How to manage stress without medication
Our habits, like skipping meals because we are too busy or not making time to check in with ourselves, can exacerbate our stress. Here are some tips to help you cultivate healthy habits while combating stress and anxiety without medication:
- Drink water – More than you think you need; being dehydrated can make you feel irritable and fatigued which can contribute to your stress, especially if you aren’t sure of where these feelings are coming from. Fill up a large insulated water bottle with ice and water every morning, and make sure to get up and walk around during the day so you can top up on water.
- Eat regular meals – Some people prefer two to three large meals every day; others like to have smaller, more frequent portions. Figure out what kind of eating schedule makes your body happy, and eat nourishing foods to prevent blood sugar crashes, irritability and food-related stress.

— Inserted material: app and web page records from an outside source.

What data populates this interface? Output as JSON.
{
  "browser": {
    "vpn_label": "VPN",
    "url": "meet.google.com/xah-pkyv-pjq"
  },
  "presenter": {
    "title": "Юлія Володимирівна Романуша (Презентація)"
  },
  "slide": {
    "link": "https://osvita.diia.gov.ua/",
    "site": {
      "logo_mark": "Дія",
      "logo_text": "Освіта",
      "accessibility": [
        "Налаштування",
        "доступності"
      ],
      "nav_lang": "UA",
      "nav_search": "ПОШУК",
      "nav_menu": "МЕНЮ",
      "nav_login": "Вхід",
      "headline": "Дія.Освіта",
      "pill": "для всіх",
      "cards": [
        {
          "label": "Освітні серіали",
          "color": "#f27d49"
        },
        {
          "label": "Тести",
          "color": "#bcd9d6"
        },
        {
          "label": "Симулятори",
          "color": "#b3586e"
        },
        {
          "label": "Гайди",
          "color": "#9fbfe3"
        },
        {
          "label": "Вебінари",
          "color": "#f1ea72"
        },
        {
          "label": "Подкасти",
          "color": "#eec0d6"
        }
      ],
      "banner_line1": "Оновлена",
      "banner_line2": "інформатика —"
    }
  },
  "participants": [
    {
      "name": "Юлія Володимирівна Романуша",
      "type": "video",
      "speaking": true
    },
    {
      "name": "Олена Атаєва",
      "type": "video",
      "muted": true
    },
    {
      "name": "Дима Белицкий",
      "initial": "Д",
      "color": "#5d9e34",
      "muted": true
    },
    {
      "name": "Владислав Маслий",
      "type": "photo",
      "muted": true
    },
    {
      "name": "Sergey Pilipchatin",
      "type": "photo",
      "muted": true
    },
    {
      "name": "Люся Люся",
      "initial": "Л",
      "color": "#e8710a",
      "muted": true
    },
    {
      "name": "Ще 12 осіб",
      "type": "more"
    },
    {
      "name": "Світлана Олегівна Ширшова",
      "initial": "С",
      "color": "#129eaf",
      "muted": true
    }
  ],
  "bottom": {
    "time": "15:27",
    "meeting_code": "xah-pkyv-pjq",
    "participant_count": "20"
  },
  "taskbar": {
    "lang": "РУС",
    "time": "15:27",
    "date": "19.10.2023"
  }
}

- Practice mindfulness – It is easier said than done, but focus on grounding yourself in the present rather than catastrophizing the past or future. Stay mindful, especially during periods of heightened stress, using techniques like the 5-4-3-2-1 method.
- Meditate every day – Meditation is a great way of checking in with yourself throughout the day and calming your mind at night while identifying any points that might be causing stress or anxiety.
- Write things down – Write all of your feelings in a journal when you are feeling stressed as a form of release. If you are feeling overwhelmed with work, school or home life, create a realistic to-do list each day of what you would like to get done.
- Avoid using alcohol and substances – Especially if you find that you feel anxiety after their effects wear off.
- Get plenty of sleep – Stress will quickly disrupt normal sleeping patterns, usually by way of nightmares or insomnia. Give your brain the rest it needs by ensuring you get an appropriate amount of sleep every night to the extent possible.
- Practice breathwork – Controlled breathing exercises and techniques can prevent you from hyperventilating when you are feeling stressed and can serve as forms of meditation in your own rights.
- Take up a hobby – One that will relax you, rather than stress you out further. Get lost in a project that will require you to use your hands and focus your mind, like knitting, reading, writing, drawing, painting or playing an instrument.
- Take a break – A break from work, a break from social media, a break from cooking for the evening; listen to your body and recognize when you are feeling overwhelmed.
Exercising is a great way to loosen tight muscles, burn off extra energy and rid yourself of the physical symptoms of stress:
- Practice yoga. Integrate breathwork, known as pranayama, into your yoga practice.
- Go for a run. Start slow – even by walking – and work your way up.
- Lift some weights.
The key to sticking to an exercise routine is to find a style that you enjoy and that suits your needs. Don’t give up on exercise entirely if you don’t like running – try a few different workouts.
Natural supplements often serve the purpose of making up for lost vitamins and nutrients that we normally get through food or our environment. If you are taking any other medications or have an underlying health condition, be sure to check with your doctor prior to starting any new supplements to avoid any unwanted interactions or side effects.
- Ashwagandha: Ashwagandha is an Ayurvedic adaptogenic herb that is thought to help lower and manage stress levels by reducing levels of cortisol, the hormone responsible for stress and anxiety.
- B complex vitamins: B complex vitamins are made up of eight B nutrients that manage brain health and stress.
- Chamomile: Chamomile, most commonly ingested in the form of tea, is an ancient herb known for its calming effects. Integrate a cup of chamomile tea into your daily routine and see if you notice a reduction in symptoms of stress and anxiety.
- L-theanine: L-theanine is an amino acid that is found in green tea leaves and is thought to promote relaxation, relieve stress and reduce heart rate.
- Vitamin D: Vitamin D deficiency is linked to symptoms of depression and anxiety. If you are not absorbing enough vitamin D from food or sunlight, consider taking a supplement to meet the recommended daily amount.
Something as simple as speaking about your stress and anxiety out loud can ease a huge weight from your shoulders. Joining a support group for other individuals wanting to manage their stress and anxiety will help you to feel less alone, learn from the experience of others, and share your own learnings with those who need it.
Pyramid Family Behavioral Healthcare is committed to helping you manage your stress and anxiety through the methods that are right for you. Get help today by reaching out at 678-274-4936.